Godley, 30, was with the Tigers on a minor league contract but the club released him in early April. The right-hander pitched for the Diamondbacks and Blue Jays last season, amassing 92 innings with a 5.97 ERA and a 70/42 K/BB ratio. Godley was quite solid for the D-Backs in 2017, posting a 3.37 ERA over 155 innings, so the Red Sox are hoping to see that version of him.

The Red Sox need starting pitching depth with Chris Sale out for the year due to Tommy John surgery and Eduardo Rodríguez sidelined because of a positive COVID-19 test. Collin McHugh is also still on the mend from an elbow injury. The starting rotation at the moment includes Nathan Eovaldi, Martín Pérez, Ryan Weber, and Brian Johnson. It is certainly the club’s biggest weakness.
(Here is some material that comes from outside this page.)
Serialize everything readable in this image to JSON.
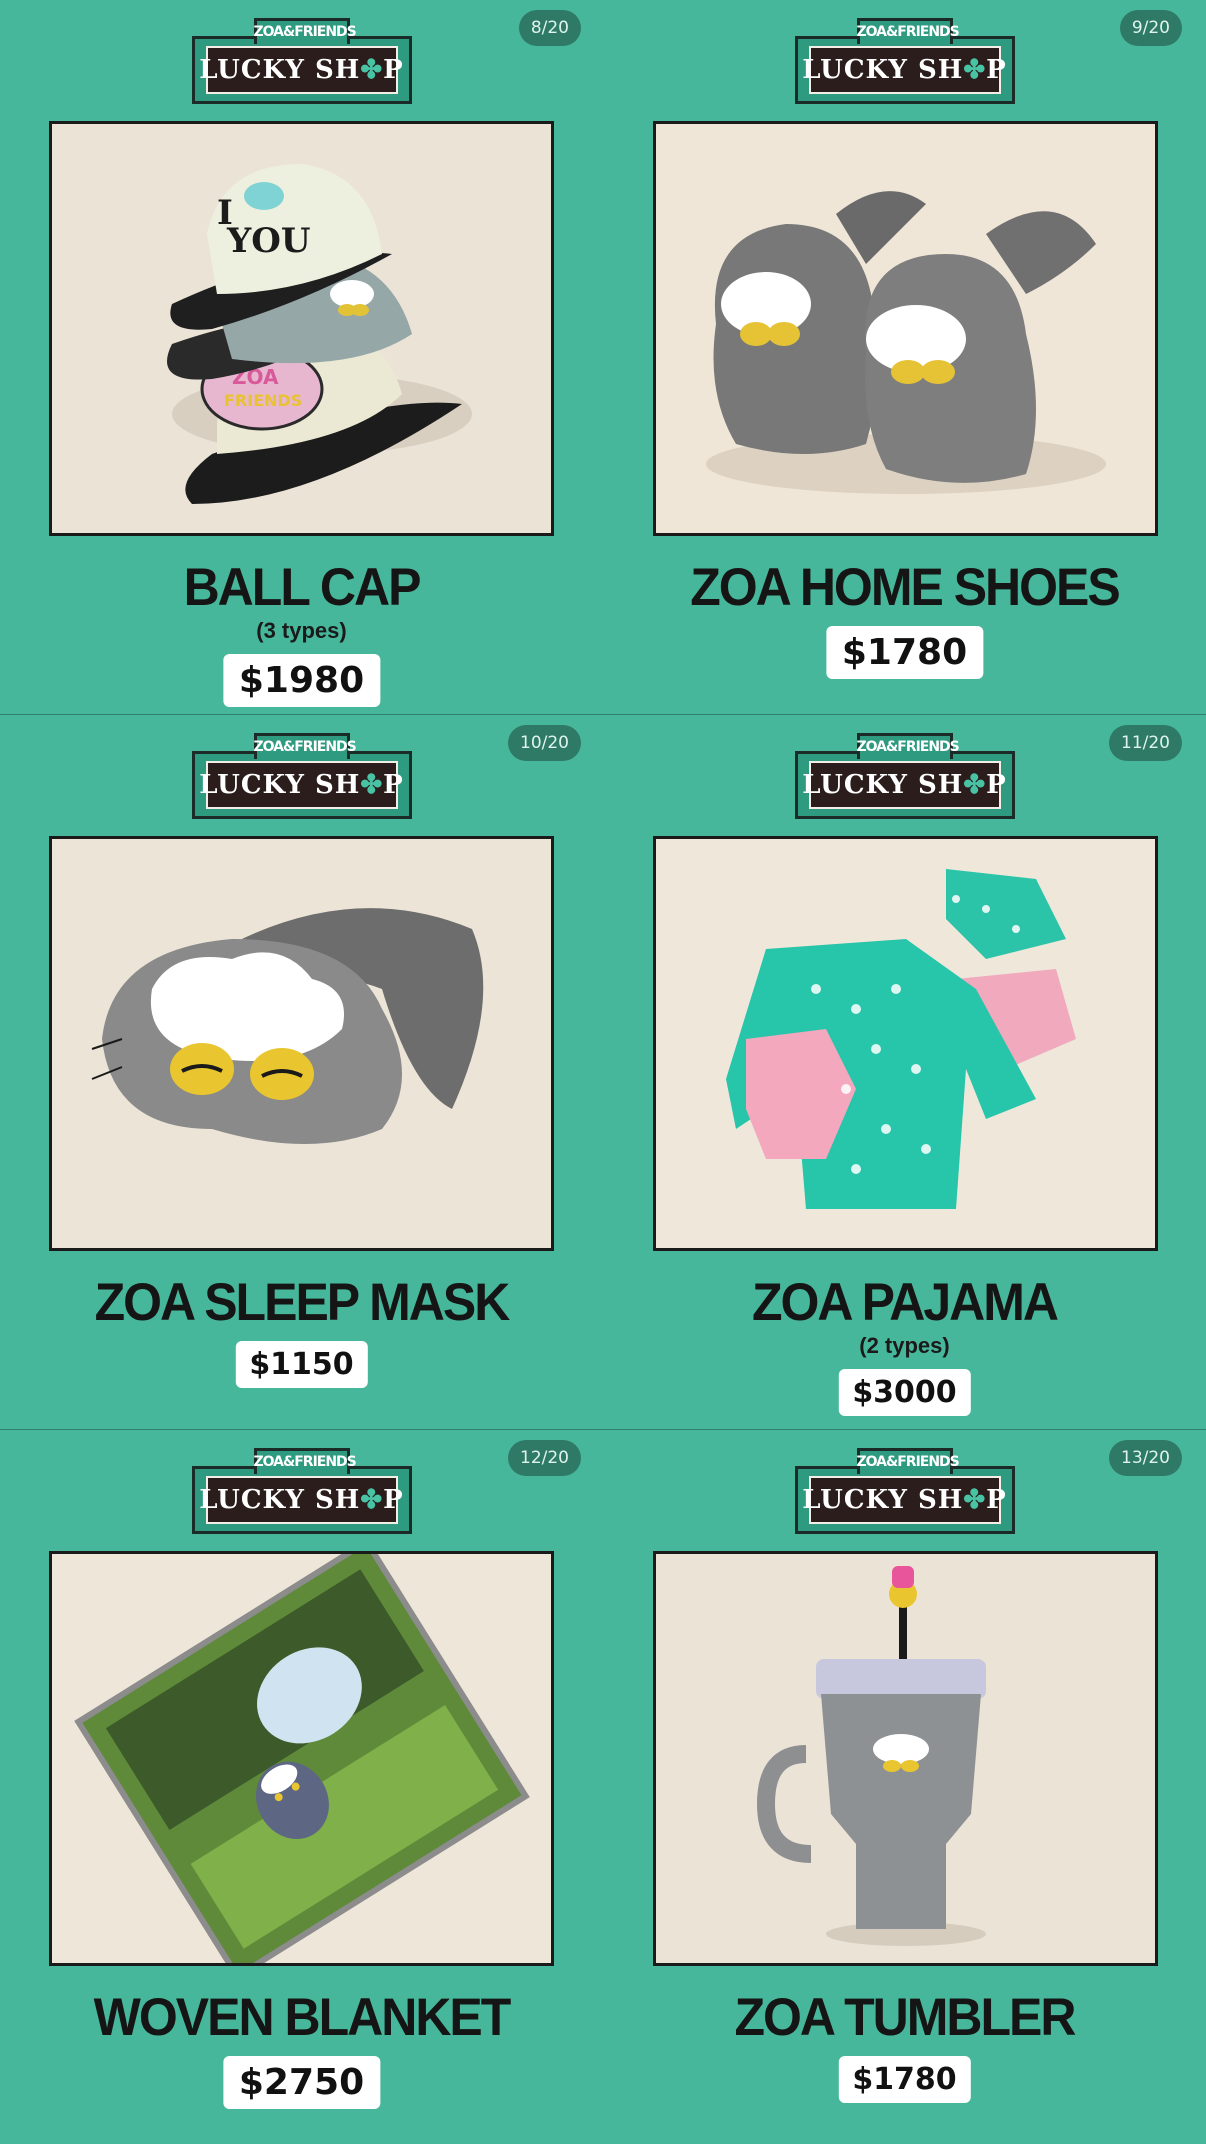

The Red Sox open up the 2020 regular season at home against the Orioles on July 24. Eovaldi would seem to be the one to get the Opening Day nod. Godley could slot in anywhere else in the rotation, from No. 2 to 5.